Elizabeth Bird is currently New York Public Library's Youth Materials Collections Specialist. She has served on Newbery, written for Horn Book, and has done other lovely little things that she'd love to tell you about but that she's sure you'd find more interesting to hear of in person. Her opinions are her own and do not reflect those of NYPL, SLJ, or any of the other acronyms you might be able to name. Follow her on Twitter: @fuseeight.

Comments

  1. On the YA vs MG issue: I would say that YA books seem to be a “hotter” market right now in terms of film rights and multi-book deals. (maybe I’m wrong about this — any YA authors care to clue me in?) However, I would agree that MG books might enjoy a cultural edge insofar as they get to be more directly connected to the larger tradition of Children’s Literature. Given the ages of their protagonists, books like TREASURE ISLAND or ANNE OF GREEN GABLES should probably be called YA … and yet the MG crowd claims them.

    • Elizabeth Bird says:

      Yep. That’s a much clearer and concise way of saying what I was attempting. Cheers, Jonathan.

  2. Regarding your hits: as far as I can tell, your blog stats don’t include all the people who read you through their google reader (like me). My g-reader says you have 586 google subscribers.

    Have a comfortable, happy, healthy maternity leave, Betsy!

  3. Wow. Thank you so much for the wonderful comments, and the great article (as always.) A pretty awesome way to start a Tuesday morning! All the best, Donna

  4. Didn’t Anne Carroll Moore [sp?] write a column called The Third Owl? Ah-ha.

  5. I was glad to see that the stand-alone article mentioned Charlotte’s Imaginon, which I worked at for four years.

  6. Other stand-alone children’s libraries include the Children’s Resource Center located in New Orleans and one of the New Orleans Public Library branches. It’s also a Carnegie library, I believe.

    There’s also the Saucier Children’s Library (Saucier, MS), a branch of the Harrison County (MS) Public Library (located in the Biloxi area).

  7. Speaking of NOPL and Harrison County libraries…these libraries are still in recovery from Hurricane Katrina (6 year anniversary).

    NOPL has exciting plans for their reimaged and reconstructed libraries: http://www.nutrias.org/~nopl/recovery/recovery.htm

    Harrison County is also closing their temporary library in preparation for their new Biloxi library: http://www.harrison.lib.ms.us/

  8. Matt says:

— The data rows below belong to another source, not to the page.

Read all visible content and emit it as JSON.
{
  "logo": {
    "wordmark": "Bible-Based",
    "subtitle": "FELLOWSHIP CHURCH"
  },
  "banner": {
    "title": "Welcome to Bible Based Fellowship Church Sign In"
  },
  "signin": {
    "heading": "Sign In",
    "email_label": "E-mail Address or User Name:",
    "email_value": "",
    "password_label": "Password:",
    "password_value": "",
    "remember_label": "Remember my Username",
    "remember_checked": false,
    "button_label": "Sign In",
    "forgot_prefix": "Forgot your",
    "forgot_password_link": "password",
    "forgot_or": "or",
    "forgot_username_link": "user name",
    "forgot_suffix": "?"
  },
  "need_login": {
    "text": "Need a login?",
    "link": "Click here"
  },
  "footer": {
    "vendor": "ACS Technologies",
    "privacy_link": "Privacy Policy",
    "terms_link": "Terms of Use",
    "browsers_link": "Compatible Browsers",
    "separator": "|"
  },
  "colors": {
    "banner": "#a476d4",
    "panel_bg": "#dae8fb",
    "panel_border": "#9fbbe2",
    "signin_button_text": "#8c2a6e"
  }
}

    I immediately envisioned the Candyland movie being like The Trial of Colonel Sweeto.

    • Elizabeth Bird says:

      How did I not think of Captain Sweeto until now? I shall hang my head in shame. Delicious gumdrop flavored shame.

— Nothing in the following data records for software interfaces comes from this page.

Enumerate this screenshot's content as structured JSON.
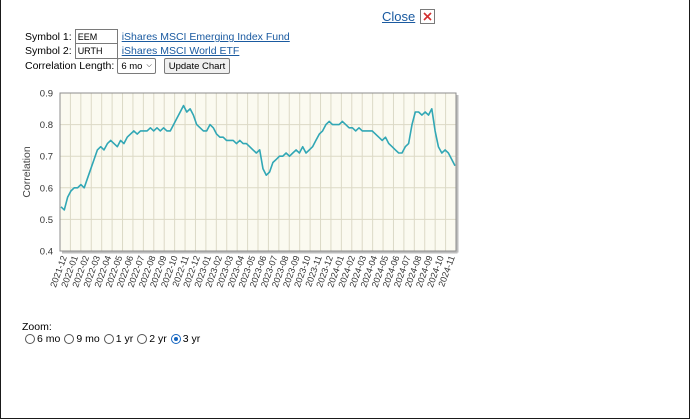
{
  "close": {
    "label": "Close"
  },
  "form": {
    "symbol1_label": "Symbol 1:",
    "symbol1_value": "EEM",
    "symbol1_name": "iShares MSCI Emerging Index Fund",
    "symbol2_label": "Symbol 2:",
    "symbol2_value": "URTH",
    "symbol2_name": "iShares MSCI World ETF",
    "length_label": "Correlation Length:",
    "length_value": "6 mo",
    "update_button": "Update Chart"
  },
  "zoom": {
    "title": "Zoom:",
    "options": [
      {
        "label": "6 mo",
        "selected": false
      },
      {
        "label": "9 mo",
        "selected": false
      },
      {
        "label": "1 yr",
        "selected": false
      },
      {
        "label": "2 yr",
        "selected": false
      },
      {
        "label": "3 yr",
        "selected": true
      }
    ]
  },
  "colors": {
    "line": "#31a7b5",
    "plot_bg": "#fbfaf0",
    "link": "#1a5aa0",
    "close_x": "#d32f2f"
  },
  "chart_data": {
    "type": "line",
    "ylabel": "Correlation",
    "ylim": [
      0.4,
      0.9
    ],
    "yticks": [
      0.4,
      0.5,
      0.6,
      0.7,
      0.8,
      0.9
    ],
    "grid": true,
    "categories": [
      "2021-12",
      "2022-01",
      "2022-02",
      "2022-03",
      "2022-04",
      "2022-05",
      "2022-06",
      "2022-07",
      "2022-08",
      "2022-09",
      "2022-10",
      "2022-11",
      "2022-12",
      "2023-01",
      "2023-02",
      "2023-03",
      "2023-04",
      "2023-05",
      "2023-06",
      "2023-07",
      "2023-08",
      "2023-09",
      "2023-10",
      "2023-11",
      "2023-12",
      "2024-01",
      "2024-02",
      "2024-03",
      "2024-04",
      "2024-05",
      "2024-06",
      "2024-07",
      "2024-08",
      "2024-09",
      "2024-10",
      "2024-11"
    ],
    "series": [
      {
        "values": [
          0.54,
          0.53,
          0.57,
          0.59,
          0.6,
          0.6,
          0.61,
          0.6,
          0.63,
          0.66,
          0.69,
          0.72,
          0.73,
          0.72,
          0.74,
          0.75,
          0.74,
          0.73,
          0.75,
          0.74,
          0.76,
          0.77,
          0.78,
          0.77,
          0.78,
          0.78,
          0.78,
          0.79,
          0.78,
          0.79,
          0.78,
          0.79,
          0.78,
          0.78,
          0.8,
          0.82,
          0.84,
          0.86,
          0.84,
          0.85,
          0.83,
          0.8,
          0.79,
          0.78,
          0.78,
          0.8,
          0.79,
          0.77,
          0.76,
          0.76,
          0.75,
          0.75,
          0.75,
          0.74,
          0.75,
          0.74,
          0.74,
          0.73,
          0.72,
          0.71,
          0.72,
          0.66,
          0.64,
          0.65,
          0.68,
          0.69,
          0.7,
          0.7,
          0.71,
          0.7,
          0.71,
          0.72,
          0.71,
          0.73,
          0.71,
          0.72,
          0.73,
          0.75,
          0.77,
          0.78,
          0.8,
          0.81,
          0.8,
          0.8,
          0.8,
          0.81,
          0.8,
          0.79,
          0.79,
          0.78,
          0.79,
          0.78,
          0.78,
          0.78,
          0.78,
          0.77,
          0.76,
          0.75,
          0.76,
          0.74,
          0.73,
          0.72,
          0.71,
          0.71,
          0.73,
          0.74,
          0.8,
          0.84,
          0.84,
          0.83,
          0.84,
          0.83,
          0.85,
          0.78,
          0.73,
          0.71,
          0.72,
          0.71,
          0.69,
          0.67
        ]
      }
    ]
  }
}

  9. Also, thanks for the mention, Betsy. It took me a few extra days (WordPress ate a draft!), but I posted a followup to last week’s piece on boardgames and authorial machinations:
    http://www.thescop.com/2011/06/harry-neo-and-prophecy-stories/